In the meantime, Velázquez was mounting an insidious political attack
on Cortés in Spain through Bishop Juan Rodríguez de Fonseca and the
Council of the Indies. Fully conscious of the vulnerability of a
successful conqueror whose field of operations was 5,000 miles (8,000
km) from the centre of political power, Cortés countered with lengthy
and detailed dispatches—five remarkable letters to the Spanish king
Charles V. His acceptance by the Indians and even his popularity as a
relatively benign ruler was such that he could have established Mexico
as an independent kingdom. Indeed, this is what the Council of the
Indies feared. But his upbringing in a feudal world in which the king
commanded absolute allegiance was against it.
In 1524 his restless urge to explore and conquer took him south to the
jungles of Honduras. The two arduous years he spent on this disastrous
expedition damaged his health and his position. His property was seized
by the officials he had left in charge, and reports of the cruelty of
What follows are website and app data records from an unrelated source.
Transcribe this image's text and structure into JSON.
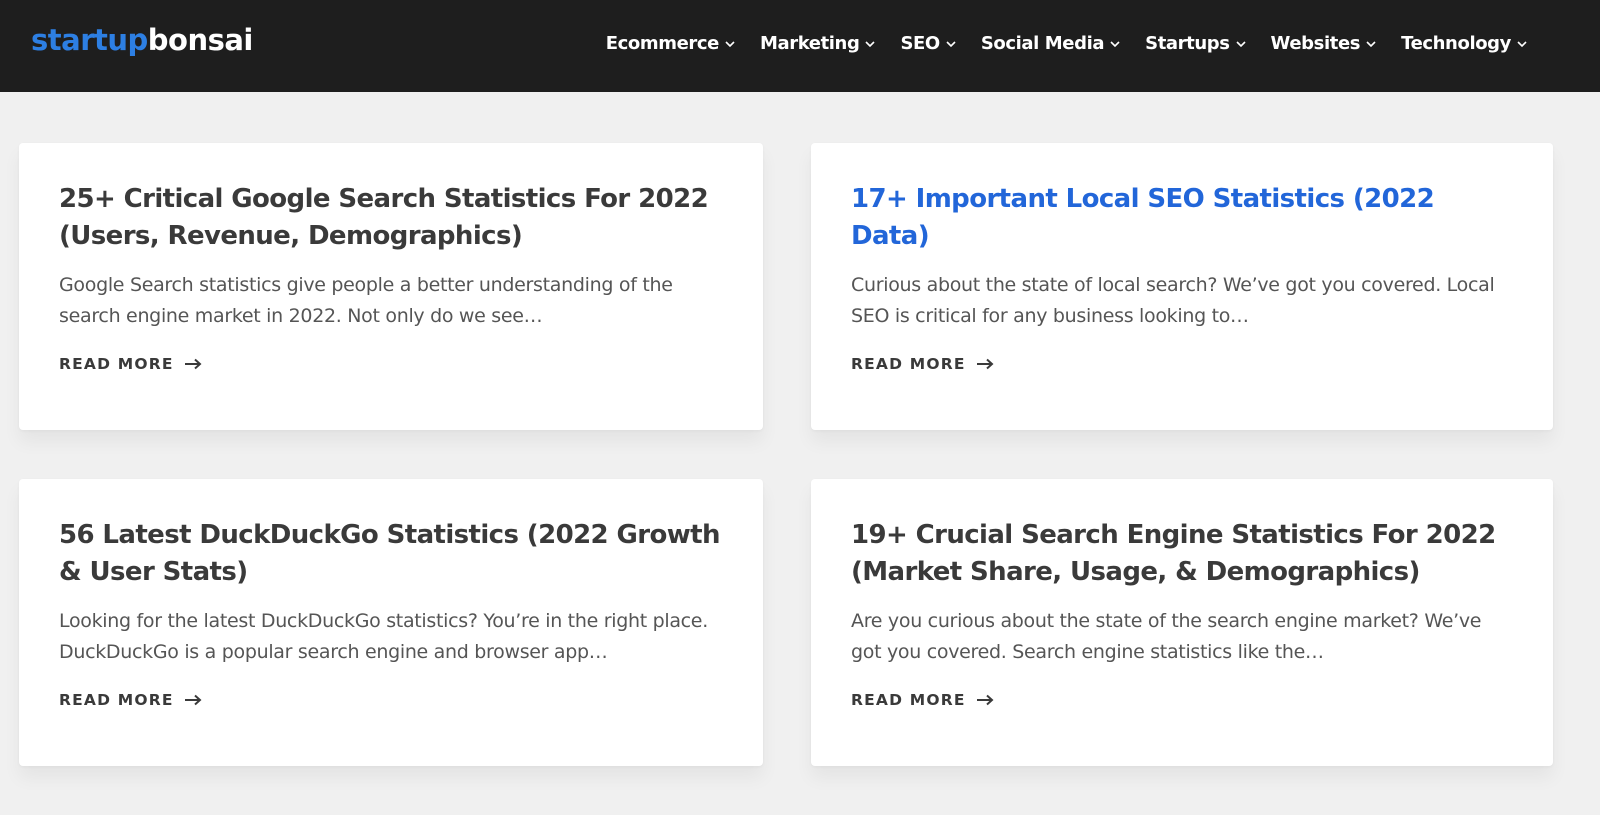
{
  "site": {
    "logo_part1": "startup",
    "logo_part2": "bonsai"
  },
  "nav": {
    "items": [
      {
        "label": "Ecommerce"
      },
      {
        "label": "Marketing"
      },
      {
        "label": "SEO"
      },
      {
        "label": "Social Media"
      },
      {
        "label": "Startups"
      },
      {
        "label": "Websites"
      },
      {
        "label": "Technology"
      }
    ]
  },
  "posts": [
    {
      "title": "25+ Critical Google Search Statistics For 2022 (Users, Revenue, Demographics)",
      "excerpt": "Google Search statistics give people a better understanding of the search engine market in 2022. Not only do we see…",
      "read_more": "READ MORE"
    },
    {
      "title": "17+ Important Local SEO Statistics (2022 Data)",
      "excerpt": "Curious about the state of local search? We’ve got you covered. Local SEO is critical for any business looking to…",
      "read_more": "READ MORE"
    },
    {
      "title": "56 Latest DuckDuckGo Statistics (2022 Growth & User Stats)",
      "excerpt": "Looking for the latest DuckDuckGo statistics? You’re in the right place. DuckDuckGo is a popular search engine and browser app…",
      "read_more": "READ MORE"
    },
    {
      "title": "19+ Crucial Search Engine Statistics For 2022 (Market Share, Usage, & Demographics)",
      "excerpt": "Are you curious about the state of the search engine market? We’ve got you covered. Search engine statistics like the…",
      "read_more": "READ MORE"
    }
  ],
  "colors": {
    "header_bg": "#1e1e1e",
    "logo_accent": "#2d7fe3",
    "link_active": "#2266d9",
    "page_bg": "#f0f0f0"
  }
}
their administration and the chaos it created aroused concern in Spain.
Cortés’s fifth letter to the Spanish king attempts to justify his
reckless behaviour and concludes with a bitter attack on “various and
powerful rivals and enemies” who have “obscured the eyes of your
Majesty.” But it was his misfortune that he was not dealing simply with
a king of Spain but with an emperor who ruled most of Europe and who had
little time for distant colonies, except insofar as they contributed to
his treasury. The Spanish bureaucrats sent out a commission of inquiry
under Luis Ponce de León, and, when he died almost immediately, Cortés
was accused of poisoning him and was forced to retire to his estate.
In 1528 Cortés sailed for Spain to plead his cause in person with the
king. He brought with him a great wealth of treasure and a magnificent
entourage. He was received by Charles at his court at Toledo, confirmed
as captain general (but not as governor), and created marqués del Valle.
He also remarried, into a ducal family. He returned to New Spain in 1530
to find the country in a state of anarchy and so many accusations made
against him—even that he had murdered his first wife, Catalina, who had
died that year—that, after reasserting his position and reestablishing
some sort of order, he retired to his estates at Cuernavaca, about 30
miles (48 km) south of Mexico City. There he concentrated on the
building of his palace and on Pacific exploration.
Finally a viceroy was appointed, after which, in 1540, Cortés
returned to Spain. By then he had become thoroughly disillusioned, his
life made miserable by litigation. All the rest is anticlimax. “I am
old, poor and in debt . . . again and again I have begged your Majesty.
. . .” In the end he was permitted to return to Mexico, but he died
before he had even reached Sevilla (Seville).
Ralph Hammond Innes